WHAT TO DO:
Copy each line below containing "来自北京".
(Beginning of DATA FOR ANALYSIS)
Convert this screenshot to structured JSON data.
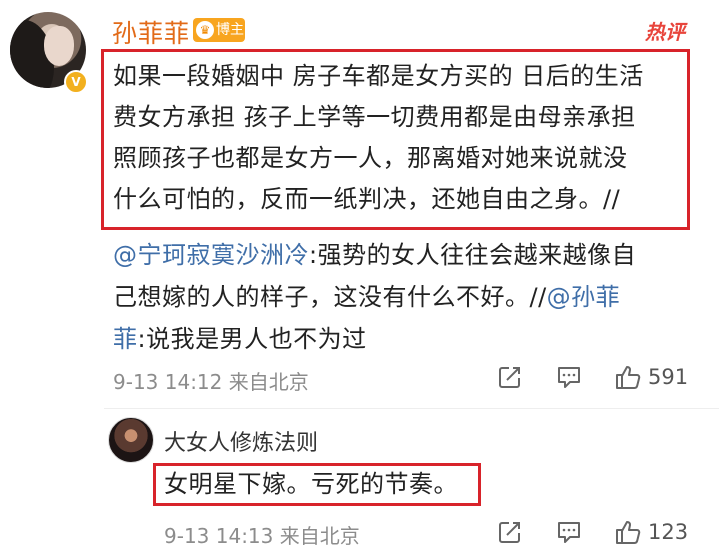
{
  "main_comment": {
    "username": "孙菲菲",
    "badge_label": "博主",
    "hot_tag": "热评",
    "text_lines": [
      "如果一段婚姻中 房子车都是女方买的 日后的生活",
      "费女方承担  孩子上学等一切费用都是由母亲承担",
      "照顾孩子也都是女方一人，那离婚对她来说就没",
      "什么可怕的，反而一纸判决，还她自由之身。//"
    ],
    "repost": {
      "mention1": "@宁珂寂寞沙洲冷",
      "text1": ":强势的女人往往会越来越像自",
      "line2": "己想嫁的人的样子，这没有什么不好。//",
      "mention2_part1": "@孙菲",
      "mention2_part2": "菲",
      "text2": ":说我是男人也不为过"
    },
    "meta": "9-13 14:12  来自北京",
    "like_count": "591"
  },
  "reply": {
    "username": "大女人修炼法则",
    "text": "女明星下嫁。亏死的节奏。",
    "meta": "9-13 14:13  来自北京",
    "like_count": "123"
  },
  "icons": [
    "share-icon",
    "comment-icon",
    "like-icon",
    "verified-icon",
    "crown-icon"
  ],
  "colors": {
    "username": "#e26a18",
    "mention": "#3f6ea8",
    "highlight": "#d8232a",
    "hot": "#e8453c",
    "badge": "#f8a51f"
  }
}
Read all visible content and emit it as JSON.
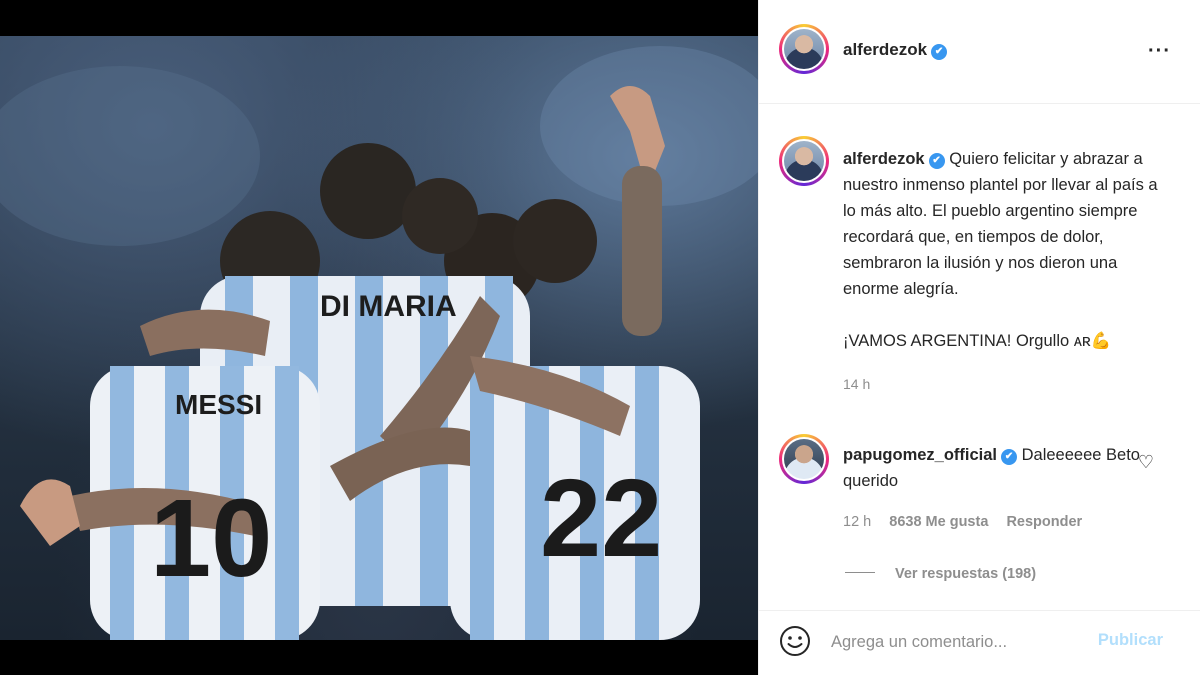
{
  "post": {
    "author": "alferdezok",
    "verified_mark": "✔",
    "more_label": "···",
    "caption_author": "alferdezok",
    "caption_text": "Quiero felicitar y abrazar a nuestro inmenso plantel por llevar al país a lo más alto. El pueblo argentino siempre recordará que, en tiempos de dolor, sembraron la ilusión y nos dieron una enorme alegría.",
    "caption_text2": "¡VAMOS ARGENTINA! Orgullo ᴀʀ💪",
    "caption_time": "14 h",
    "photo": {
      "jersey_names": [
        "DI MARIA",
        "MESSI"
      ],
      "jersey_numbers": [
        "10",
        "22"
      ]
    }
  },
  "comment": {
    "author": "papugomez_official",
    "text": "Daleeeeee Beto querido",
    "time": "12 h",
    "likes": "8638 Me gusta",
    "reply": "Responder",
    "view_replies": "Ver respuestas (198)",
    "like_icon": "heart-icon"
  },
  "composer": {
    "placeholder": "Agrega un comentario...",
    "publish": "Publicar",
    "emoji_icon": "smiley-icon"
  },
  "colors": {
    "verified": "#3897f0",
    "publish_disabled": "#b2dffc",
    "meta_gray": "#8e8e8e"
  }
}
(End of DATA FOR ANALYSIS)
RESULT OF THIS TASK:
    "meta": "9-13 14:12  来自北京",
    "meta": "9-13 14:13  来自北京",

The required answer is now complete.